Back on Eastern Road at the junction with Church Place is an exclusive-looking establishment on the right with a dark-painted exterior and half-curtains. This is the home of Marmalade restaurant open at the weekends. It was once the sit-in Marmalade café which recently downsized into the old tram shelter opposite and rebranded as Marmalade Store, serving coffee, delicious-looking treats and attractive foodie gifts you won’t be able to resist. Insider tip: When you’re waiting for your coffee to brew, peek into Sussex Mews next door, with its beautiful flint cottages.
Turn away from the busy Eastern Road, and head south along Rock Street which bends right past one of my favourite restaurants in Brighton, a gastropub called Busby and Wilds, and other curious shops like Oriental Arts specialising in Chinese stationery like paper and brushes and David Ingledew Pianos, which often has a baby grand in the window.
At the end of the street, turn left onto Eaton Place, then first right onto St George’s Road, another beautiful street of lovely buildings, past more little shops including a new place called The Bookend, the colourful Suriya’s Kitchen, a minuscule Thai place I’m yet to try, next door but one to a distinctive oriental-style building. Fun fact: most people don’t know that this building was a former mausoleum. Today, it’s home to Proud Cabaret, the words ‘Bombay Bar’ above the side entrance a clue to its past life as a pub. Traveller tip: Now’s a good time to duck south down a side street, to discover Millfield Cottages, one of Brighton’s secret streets, locally known as a twitten lined with pastel-coloured homes named after a whitewashed windmill that once stood near the bottom of Sudeley Place.
St George’s a little further along on the right, is a beautiful old church open for a browse, and often used as a venue for gigs. At this point, you reach Kemptown Village, named so for its community feel, and cluster of independent shops and cafes – like Portland for great coffee and imaginative toasties, Butler’s Wine Cellar with its selection of local wines, Pizza Face for take-outs (recommend the goat’s cheese and caramelised onion), the Open Bakery for flaky, buttery croissants and other treats, the smart local Kemptown Bookshop, noting The Well, a laid-back taproom and shop specialising in natural wine and craft beer.
Follow St George’s Road as it bears left into Bristol Street and turns into Upper St James’s Street and you’ll eventually come to one of my favourite city emporiums, the Brighton Flea Market. It’s an alternative, quieter option to the well-known Snooper’s Paradise in the North Laine which is epic but gets packed, especially at the weekend. It’s conveniently located close to one of my favourite Brighton pubs, the brightly coloured Hand in Hand with its curio-filled bar room the setting for Sunday jazz sessions.

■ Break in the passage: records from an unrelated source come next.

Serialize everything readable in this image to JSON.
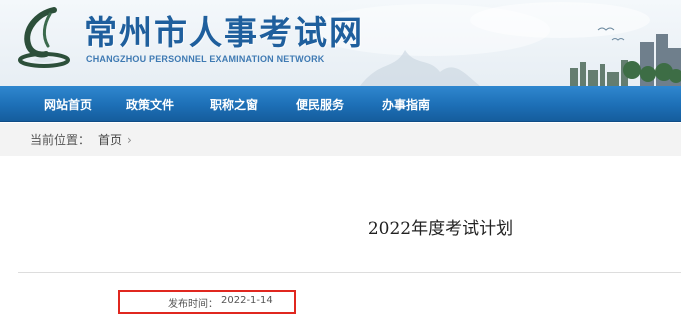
{
  "header": {
    "title": "常州市人事考试网",
    "subtitle": "CHANGZHOU PERSONNEL EXAMINATION NETWORK",
    "emblem_icon": "stylized-l-emblem-icon",
    "colors": {
      "title": "#1f5f9d",
      "banner_bg": "#e9f0f6"
    }
  },
  "nav": {
    "items": [
      {
        "label": "网站首页"
      },
      {
        "label": "政策文件"
      },
      {
        "label": "职称之窗"
      },
      {
        "label": "便民服务"
      },
      {
        "label": "办事指南"
      }
    ],
    "colors": {
      "bar": "#1d6fb6",
      "text": "#ffffff"
    }
  },
  "breadcrumb": {
    "label": "当前位置：",
    "home": "首页",
    "separator_icon": "chevron-right-icon"
  },
  "article": {
    "title": "2022年度考试计划",
    "publish_label": "发布时间：",
    "publish_date": "2022-1-14",
    "highlight_color": "#e0271f"
  }
}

Yet more nice independent shops and cafes here like Moderne, the Curry Leaf Café for great Indian street food and the Metro Deco café for afternoon tea, before reaching the cool Black Dove pub on the corner which has an underground drinking den and does great cocktails.
Eventually you reach St James’s Street, an area of eclectic cafes, bars, shops and interesting side streets to the seafront to explore. Traveller tip: note Charles Street with its black-fronted flint houses that look plucked from Georgian London (pictured above). From here, zig-zag your way up and down until you reach Brighton’s smallest tearoom on Marine Place. With its small, quiet dining room, it’s the perfect place to regroup over a cup of tea and plan your next adventure around this crazy seaside city.